Despite the numerous deaths, the U.S. Justice Department maintains the device is safe and effective, since 99.7 percent of incidences where a Taser is used result in either no injuries at all, or minor injuries such as scrapes or bruises.
In the cases where people who were shot with a Taser died, it was often due to improper use of the device, the Justice Department said in a report.
A review of deaths following [Taser] exposure found that many are associated with continuous or repeated shocks, the report says. There may be circumstances in which repeated or continuous exposure is required, but law enforcement officers should be aware that the associated risks are unknown. Therefore, caution is urged in using multiple activations.
The deaths could also be due to underlying health conditions, the report said. Dr. Corey Slovis, professor and chairman of emergency medicine at Vanderbilt University, told ABC News that many police officers do not anticipate that suspects may have an underlying condition, which can be dangerous,
I think that Tasers in normal subjects are safe. I am concerned that emerging evidence may show that they may change the underlying heart rhythm of individuals who do not have a normal conduction system -- such as those using cocaine, those who are dehydrated, agitated, hypoxic or those taking anti-psychotics.

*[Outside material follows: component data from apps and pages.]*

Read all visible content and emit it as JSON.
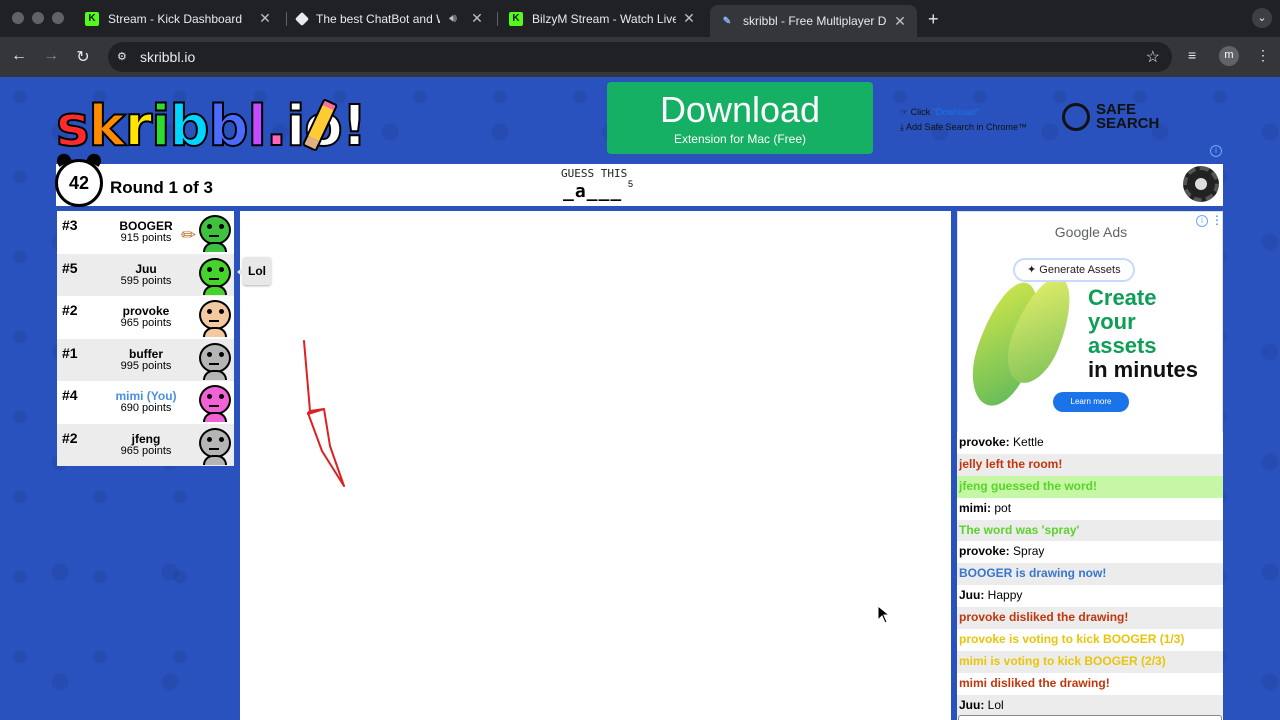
{
  "browser": {
    "tabs": [
      {
        "title": "Stream - Kick Dashboard",
        "icon": "kick-icon"
      },
      {
        "title": "The best ChatBot and Wi",
        "icon": "chatbot-icon"
      },
      {
        "title": "BilzyM Stream - Watch Live o",
        "icon": "kick-icon"
      },
      {
        "title": "skribbl - Free Multiplayer Dra",
        "icon": "skribbl-icon"
      }
    ],
    "url": "skribbl.io",
    "profile_initial": "m"
  },
  "banner": {
    "download_title": "Download",
    "download_sub": "Extension for Mac (Free)",
    "click_prefix": "Click ",
    "click_link": "\"Download\"",
    "add_note": "Add Safe Search in Chrome™",
    "safe_line1": "SAFE",
    "safe_line2": "SEARCH"
  },
  "game": {
    "timer": "42",
    "round": "Round 1 of 3",
    "guess_label": "GUESS THIS",
    "word_hint": "_a___",
    "word_length": "5"
  },
  "players": [
    {
      "rank": "#3",
      "name": "BOOGER",
      "points": "915 points",
      "color": "#3fc23f"
    },
    {
      "rank": "#5",
      "name": "Juu",
      "points": "595 points",
      "color": "#46d32b"
    },
    {
      "rank": "#2",
      "name": "provoke",
      "points": "965 points",
      "color": "#f2c9a0"
    },
    {
      "rank": "#1",
      "name": "buffer",
      "points": "995 points",
      "color": "#b5b5b5"
    },
    {
      "rank": "#4",
      "name": "mimi (You)",
      "points": "690 points",
      "color": "#f062d6"
    },
    {
      "rank": "#2",
      "name": "jfeng",
      "points": "965 points",
      "color": "#b5b5b5"
    }
  ],
  "speech_bubble": "Lol",
  "ad": {
    "brand": "Google Ads",
    "chip": "✦ Generate Assets",
    "headline_1": "Create",
    "headline_2": "your",
    "headline_3": "assets",
    "headline_4": "in minutes",
    "cta": "Learn more"
  },
  "chat": [
    {
      "user": "provoke:",
      "text": " Kettle",
      "style": "normal"
    },
    {
      "user": "",
      "text": "jelly left the room!",
      "style": "red"
    },
    {
      "user": "",
      "text": "jfeng guessed the word!",
      "style": "green-hl"
    },
    {
      "user": "mimi:",
      "text": " pot",
      "style": "normal"
    },
    {
      "user": "",
      "text": "The word was 'spray'",
      "style": "green"
    },
    {
      "user": "provoke:",
      "text": " Spray",
      "style": "normal"
    },
    {
      "user": "",
      "text": "BOOGER is drawing now!",
      "style": "blue"
    },
    {
      "user": "Juu:",
      "text": " Happy",
      "style": "normal"
    },
    {
      "user": "",
      "text": "provoke disliked the drawing!",
      "style": "red"
    },
    {
      "user": "",
      "text": "provoke is voting to kick BOOGER (1/3)",
      "style": "yellow"
    },
    {
      "user": "",
      "text": "mimi is voting to kick BOOGER (2/3)",
      "style": "yellow"
    },
    {
      "user": "",
      "text": "mimi disliked the drawing!",
      "style": "red"
    },
    {
      "user": "Juu:",
      "text": " Lol",
      "style": "normal"
    }
  ],
  "colors": {
    "page_bg": "#2a52be",
    "download_green": "#15b063",
    "stroke_red": "#e02020"
  }
}
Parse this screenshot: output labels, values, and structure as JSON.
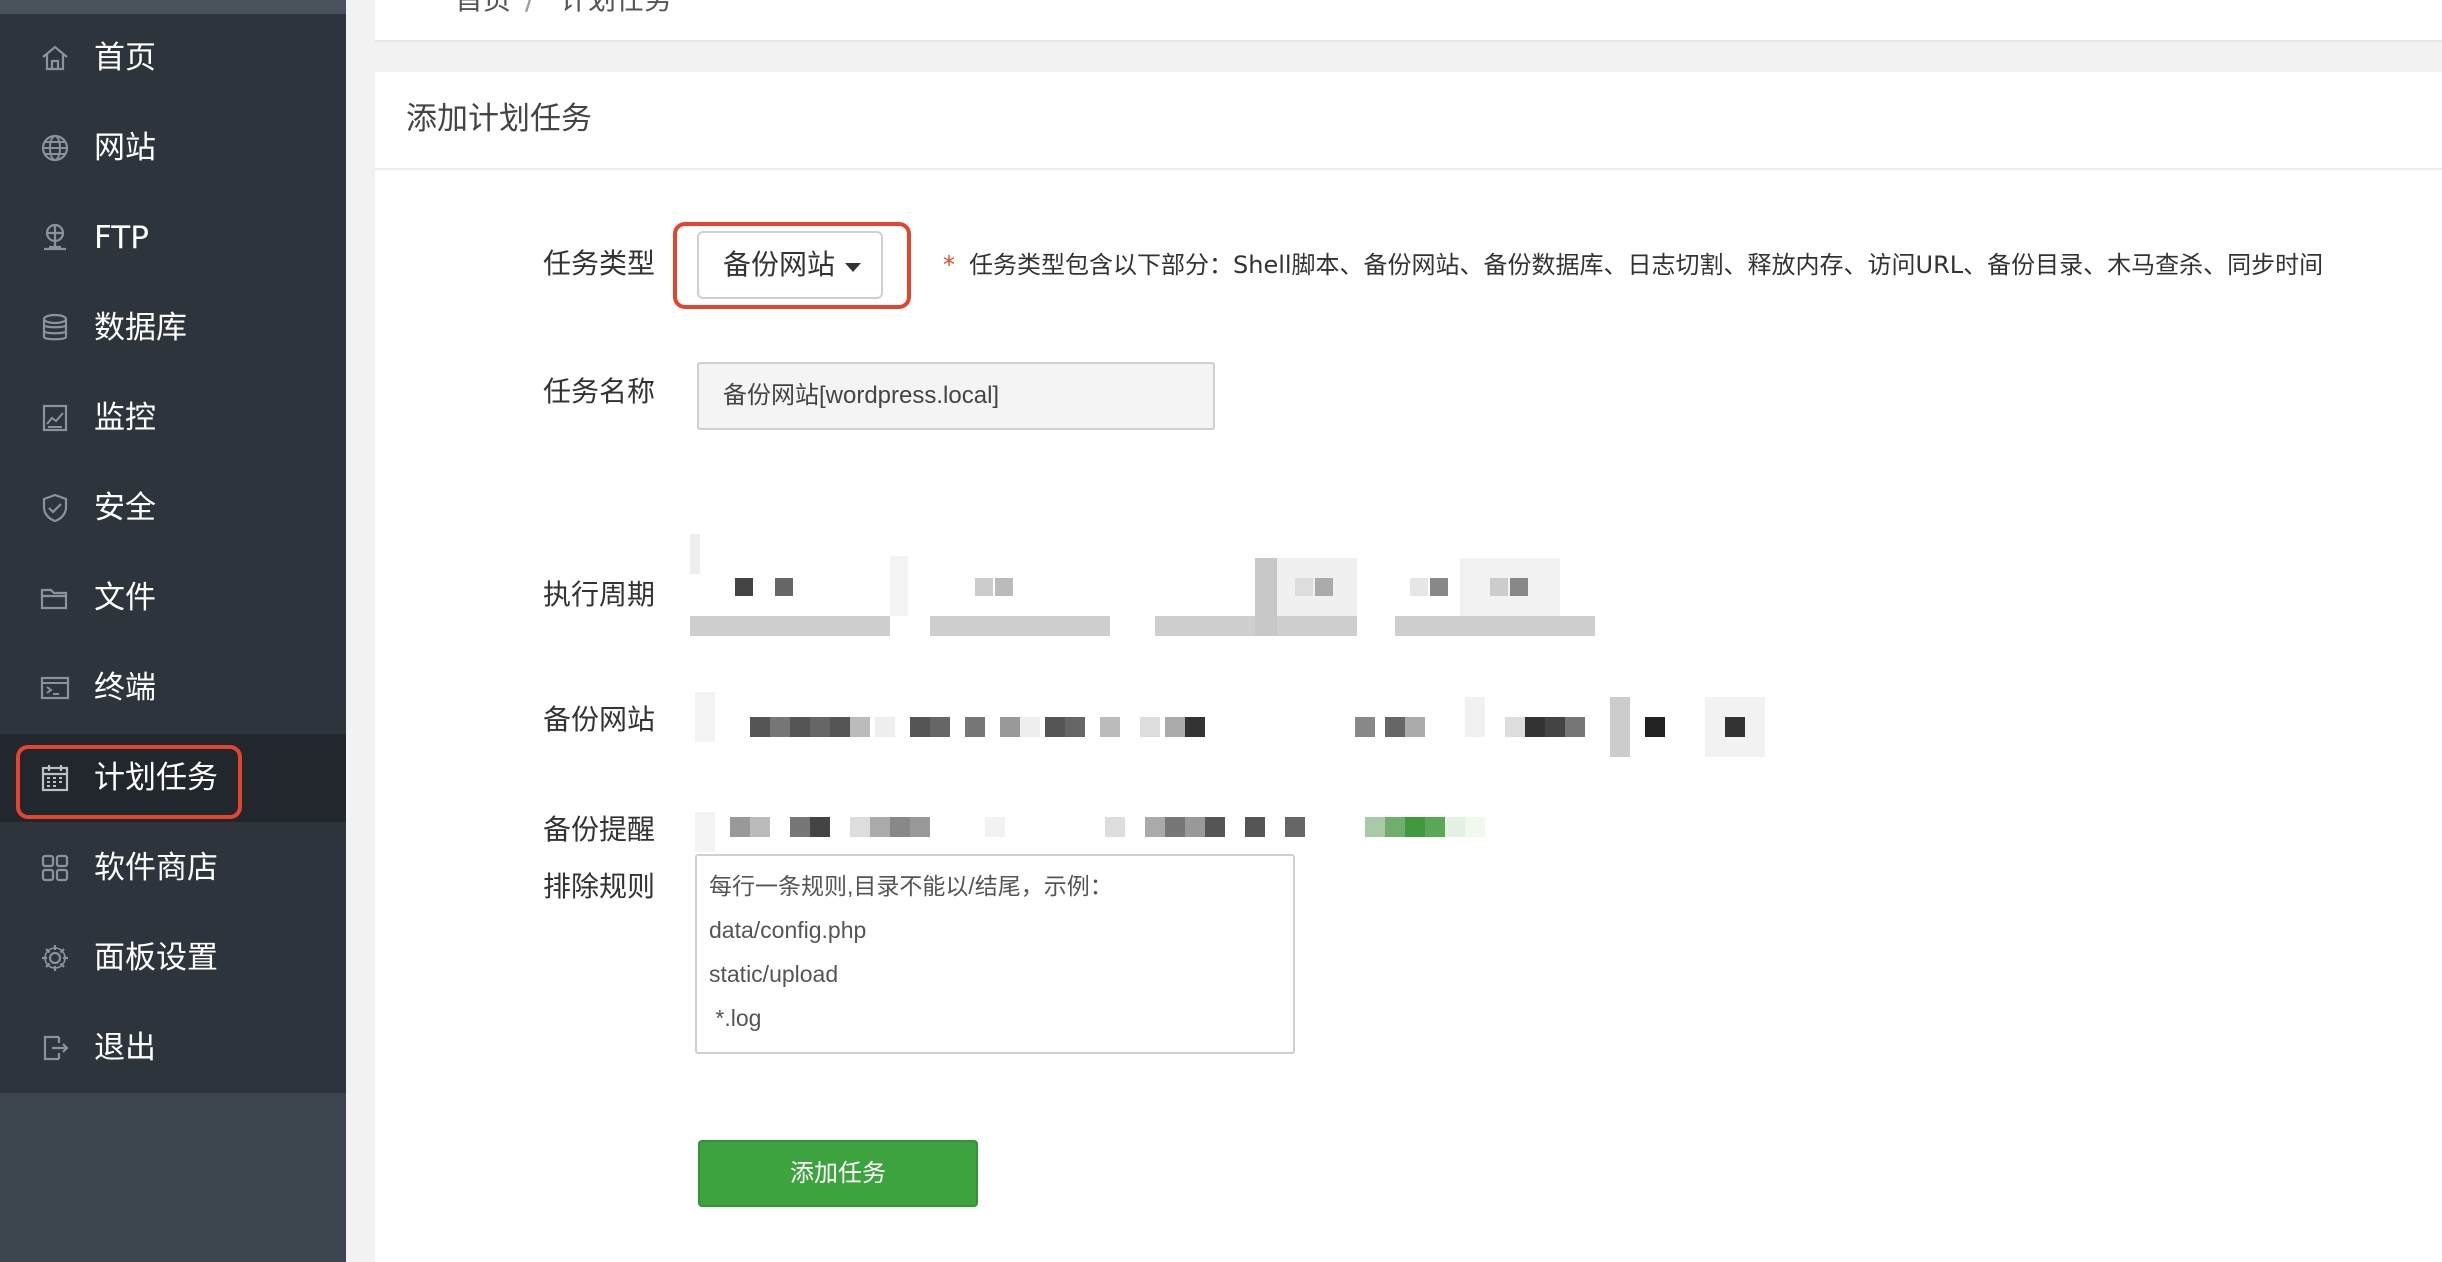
{
  "sidebar": {
    "items": [
      {
        "label": "首页",
        "icon": "home-icon"
      },
      {
        "label": "网站",
        "icon": "globe-icon"
      },
      {
        "label": "FTP",
        "icon": "ftp-icon"
      },
      {
        "label": "数据库",
        "icon": "database-icon"
      },
      {
        "label": "监控",
        "icon": "monitor-icon"
      },
      {
        "label": "安全",
        "icon": "shield-icon"
      },
      {
        "label": "文件",
        "icon": "folder-icon"
      },
      {
        "label": "终端",
        "icon": "terminal-icon"
      },
      {
        "label": "计划任务",
        "icon": "calendar-icon",
        "active": true
      },
      {
        "label": "软件商店",
        "icon": "apps-icon"
      },
      {
        "label": "面板设置",
        "icon": "gear-icon"
      },
      {
        "label": "退出",
        "icon": "logout-icon"
      }
    ]
  },
  "breadcrumb": {
    "home": "首页",
    "separator": "/",
    "current": "计划任务"
  },
  "panel": {
    "title": "添加计划任务"
  },
  "form": {
    "task_type_label": "任务类型",
    "task_type_value": "备份网站",
    "task_type_hint_star": "*",
    "task_type_hint": "任务类型包含以下部分：Shell脚本、备份网站、备份数据库、日志切割、释放内存、访问URL、备份目录、木马查杀、同步时间",
    "task_name_label": "任务名称",
    "task_name_value": "备份网站[wordpress.local]",
    "cycle_label": "执行周期",
    "backup_site_label": "备份网站",
    "backup_notify_label": "备份提醒",
    "exclude_label": "排除规则",
    "exclude_lines": [
      "每行一条规则,目录不能以/结尾，示例：",
      "data/config.php",
      "static/upload",
      " *.log"
    ],
    "submit_label": "添加任务"
  },
  "colors": {
    "sidebar_bg": "#2e343b",
    "sidebar_active_bg": "#22272d",
    "highlight_red": "#e4452e",
    "primary_green": "#3ca33f"
  }
}
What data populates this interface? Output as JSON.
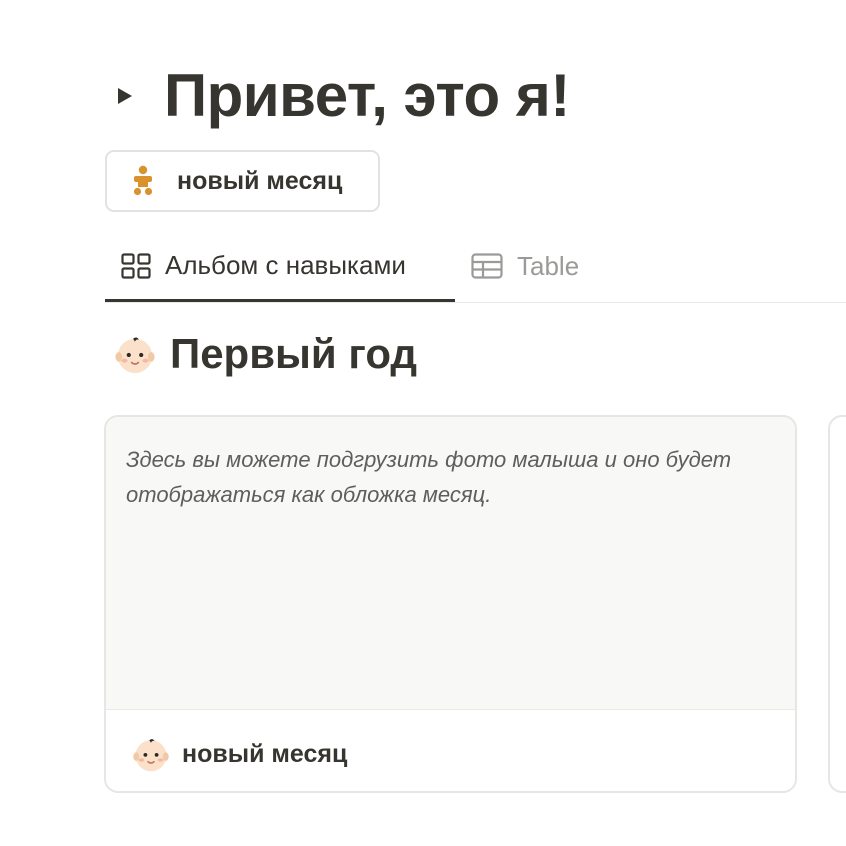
{
  "page": {
    "title": "Привет, это я!"
  },
  "new_button": {
    "label": "новый месяц",
    "icon": "baby-icon"
  },
  "tabs": [
    {
      "label": "Альбом с навыками",
      "icon": "gallery-icon",
      "active": true
    },
    {
      "label": "Table",
      "icon": "table-icon",
      "active": false
    }
  ],
  "group": {
    "title": "Первый год",
    "icon": "baby-face-icon"
  },
  "card": {
    "cover_text": "Здесь вы можете подгрузить фото малыша и оно будет отображаться как обложка месяц.",
    "title": "новый месяц",
    "icon": "baby-face-icon"
  },
  "colors": {
    "text": "#37352f",
    "muted": "#9b9a97",
    "cover_bg": "#f8f8f7",
    "border": "#e3e2e0",
    "baby_icon": "#d9922e"
  }
}
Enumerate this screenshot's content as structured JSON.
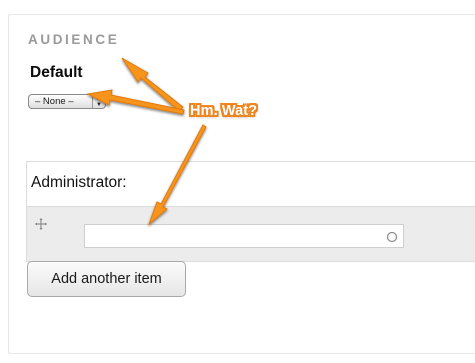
{
  "section": {
    "title": "AUDIENCE"
  },
  "default_field": {
    "label": "Default",
    "select_value": "– None –",
    "select_arrows_icon": "updown-arrows-icon"
  },
  "administrator_field": {
    "label": "Administrator:",
    "drag_handle_icon": "move-handle-icon",
    "input_value": "",
    "input_indicator_icon": "autocomplete-throbber-icon"
  },
  "actions": {
    "add_another_label": "Add another item"
  },
  "annotation": {
    "text": "Hm. Wat?",
    "arrow_color": "#f7941d",
    "outline_color": "#f0841f"
  }
}
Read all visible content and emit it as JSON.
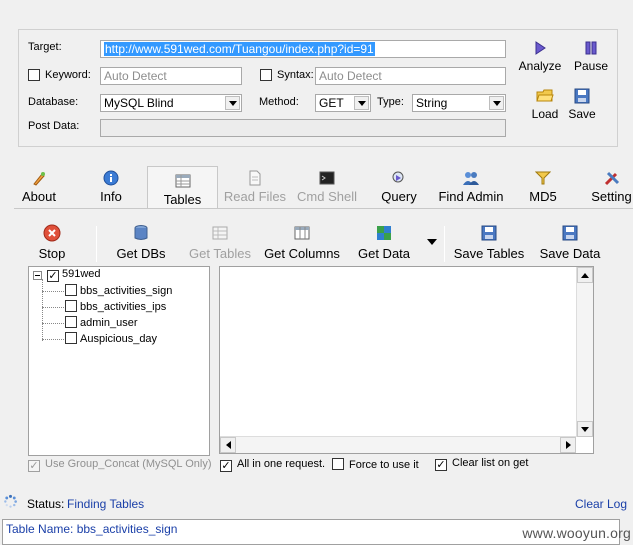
{
  "form": {
    "target_label": "Target:",
    "target_value": "http://www.591wed.com/Tuangou/index.php?id=91",
    "keyword_label": "Keyword:",
    "keyword_placeholder": "Auto Detect",
    "syntax_label": "Syntax:",
    "syntax_placeholder": "Auto Detect",
    "database_label": "Database:",
    "database_value": "MySQL Blind",
    "method_label": "Method:",
    "method_value": "GET",
    "type_label": "Type:",
    "type_value": "String",
    "postdata_label": "Post Data:",
    "postdata_value": ""
  },
  "actions": {
    "analyze": "Analyze",
    "pause": "Pause",
    "load": "Load",
    "save": "Save"
  },
  "tabs": [
    {
      "label": "About",
      "icon": "about-icon"
    },
    {
      "label": "Info",
      "icon": "info-icon"
    },
    {
      "label": "Tables",
      "icon": "tables-icon"
    },
    {
      "label": "Read Files",
      "icon": "read-files-icon"
    },
    {
      "label": "Cmd Shell",
      "icon": "cmd-shell-icon"
    },
    {
      "label": "Query",
      "icon": "query-icon"
    },
    {
      "label": "Find Admin",
      "icon": "find-admin-icon"
    },
    {
      "label": "MD5",
      "icon": "md5-icon"
    },
    {
      "label": "Setting",
      "icon": "setting-icon"
    }
  ],
  "toolbar": {
    "stop": "Stop",
    "get_dbs": "Get DBs",
    "get_tables": "Get Tables",
    "get_columns": "Get Columns",
    "get_data": "Get Data",
    "save_tables": "Save Tables",
    "save_data": "Save Data"
  },
  "tree": {
    "root": "591wed",
    "items": [
      "bbs_activities_sign",
      "bbs_activities_ips",
      "admin_user",
      "Auspicious_day"
    ]
  },
  "options": {
    "group_concat": "Use Group_Concat (MySQL Only)",
    "all_in_one": "All in one request.",
    "force": "Force to use it",
    "clear_list": "Clear list on get"
  },
  "status": {
    "label": "Status:",
    "value": "Finding Tables",
    "clear_log": "Clear Log"
  },
  "log": {
    "line": "Table Name: bbs_activities_sign"
  },
  "watermark": "www.wooyun.org",
  "colors": {
    "selection": "#3399ff",
    "link": "#1a3fa8",
    "background": "#f0f0f0"
  }
}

Previous studies have also shown Tasers to be safe, with little chance of injury.
Research with police officers shows only minor injuries, such as those related to muscle contractions, no electrical injuries and one vertebral injury, Dr. Gary Vilke, professor of clinical medicine at the University of California at San Diego, told ABC News.
Steve Tuttle, a spokesman for Taser, told the New York Times that Tasers are safer than firearms and accused Zipes, who has served as an expert witness in lawsuits against Taser, of having a grudge against the device.
Clearly, Dr. Zipes has a strong financial bias based on his career as an expert witness, which might help explain why he disagrees with the findings of independent medical examiners with no pecuniary interest in these cases as well as the U.S. Department of Justice, he said.
However, while studies may show that Tasers are safe, some researchers are worried that the device can be dangerous in people with underlying conditions, which may not be taken into account by police.
Zipes said he isn't condemning Tasers, but simply asking police officers to use restraint. Dr. Robert J. Myerburg, a professor of medicine at the University of Miami, echoed Zipes, telling the New York Times that Tasers should be used judiciously.
I'd rather see Tasers out there than bullets flying around, he said. But if you have a choice, if the circumstances allow you to avoid either, then physical restraint should be considered.